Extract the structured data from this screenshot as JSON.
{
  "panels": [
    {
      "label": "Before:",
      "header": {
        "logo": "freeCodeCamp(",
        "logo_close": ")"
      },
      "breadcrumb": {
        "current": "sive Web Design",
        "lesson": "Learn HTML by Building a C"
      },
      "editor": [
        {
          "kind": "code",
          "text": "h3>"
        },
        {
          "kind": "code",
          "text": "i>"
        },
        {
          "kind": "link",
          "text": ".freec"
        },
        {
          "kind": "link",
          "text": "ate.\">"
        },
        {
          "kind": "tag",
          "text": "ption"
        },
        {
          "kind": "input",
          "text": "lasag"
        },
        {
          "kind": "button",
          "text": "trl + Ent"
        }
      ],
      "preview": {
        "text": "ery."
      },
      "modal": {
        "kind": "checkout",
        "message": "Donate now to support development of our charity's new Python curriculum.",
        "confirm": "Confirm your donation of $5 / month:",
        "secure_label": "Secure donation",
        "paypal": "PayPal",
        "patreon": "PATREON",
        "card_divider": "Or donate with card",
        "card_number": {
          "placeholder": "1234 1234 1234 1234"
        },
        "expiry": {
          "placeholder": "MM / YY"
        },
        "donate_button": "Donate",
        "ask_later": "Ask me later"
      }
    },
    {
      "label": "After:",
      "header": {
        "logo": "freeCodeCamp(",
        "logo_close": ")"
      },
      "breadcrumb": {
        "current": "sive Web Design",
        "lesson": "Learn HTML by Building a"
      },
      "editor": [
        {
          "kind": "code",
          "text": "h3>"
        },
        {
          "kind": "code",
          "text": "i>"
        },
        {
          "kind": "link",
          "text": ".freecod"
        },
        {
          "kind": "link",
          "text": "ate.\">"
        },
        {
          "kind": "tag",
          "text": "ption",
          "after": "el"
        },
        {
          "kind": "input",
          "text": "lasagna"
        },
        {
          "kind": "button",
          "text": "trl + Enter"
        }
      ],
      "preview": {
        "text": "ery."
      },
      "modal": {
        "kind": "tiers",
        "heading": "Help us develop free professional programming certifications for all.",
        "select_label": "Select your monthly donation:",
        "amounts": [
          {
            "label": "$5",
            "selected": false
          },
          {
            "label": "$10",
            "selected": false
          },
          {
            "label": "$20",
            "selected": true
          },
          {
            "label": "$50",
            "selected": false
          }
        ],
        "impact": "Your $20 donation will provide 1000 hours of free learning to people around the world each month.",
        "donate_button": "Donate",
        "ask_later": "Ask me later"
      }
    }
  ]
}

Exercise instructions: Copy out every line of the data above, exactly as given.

Written solution:
Extract the structured data from this screenshot as JSON.
{
  "panels": [
    {
      "label": "Before:",
      "header": {
        "logo": "freeCodeCamp(",
        "logo_close": ")"
      },
      "breadcrumb": {
        "current": "sive Web Design",
        "lesson": "Learn HTML by Building a C"
      },
      "editor": [
        {
          "kind": "code",
          "text": "h3>"
        },
        {
          "kind": "code",
          "text": "i>"
        },
        {
          "kind": "link",
          "text": ".freec"
        },
        {
          "kind": "link",
          "text": "ate.\">"
        },
        {
          "kind": "tag",
          "text": "ption"
        },
        {
          "kind": "input",
          "text": "lasag"
        },
        {
          "kind": "button",
          "text": "trl + Ent"
        }
      ],
      "preview": {
        "text": "ery."
      },
      "modal": {
        "kind": "checkout",
        "message": "Donate now to support development of our charity's new Python curriculum.",
        "confirm": "Confirm your donation of $5 / month:",
        "secure_label": "Secure donation",
        "paypal": "PayPal",
        "patreon": "PATREON",
        "card_divider": "Or donate with card",
        "card_number": {
          "placeholder": "1234 1234 1234 1234"
        },
        "expiry": {
          "placeholder": "MM / YY"
        },
        "donate_button": "Donate",
        "ask_later": "Ask me later"
      }
    },
    {
      "label": "After:",
      "header": {
        "logo": "freeCodeCamp(",
        "logo_close": ")"
      },
      "breadcrumb": {
        "current": "sive Web Design",
        "lesson": "Learn HTML by Building a"
      },
      "editor": [
        {
          "kind": "code",
          "text": "h3>"
        },
        {
          "kind": "code",
          "text": "i>"
        },
        {
          "kind": "link",
          "text": ".freecod"
        },
        {
          "kind": "link",
          "text": "ate.\">"
        },
        {
          "kind": "tag",
          "text": "ption",
          "after": "el"
        },
        {
          "kind": "input",
          "text": "lasagna"
        },
        {
          "kind": "button",
          "text": "trl + Enter"
        }
      ],
      "preview": {
        "text": "ery."
      },
      "modal": {
        "kind": "tiers",
        "heading": "Help us develop free professional programming certifications for all.",
        "select_label": "Select your monthly donation:",
        "amounts": [
          {
            "label": "$5",
            "selected": false
          },
          {
            "label": "$10",
            "selected": false
          },
          {
            "label": "$20",
            "selected": true
          },
          {
            "label": "$50",
            "selected": false
          }
        ],
        "impact": "Your $20 donation will provide 1000 hours of free learning to people around the world each month.",
        "donate_button": "Donate",
        "ask_later": "Ask me later"
      }
    }
  ]
}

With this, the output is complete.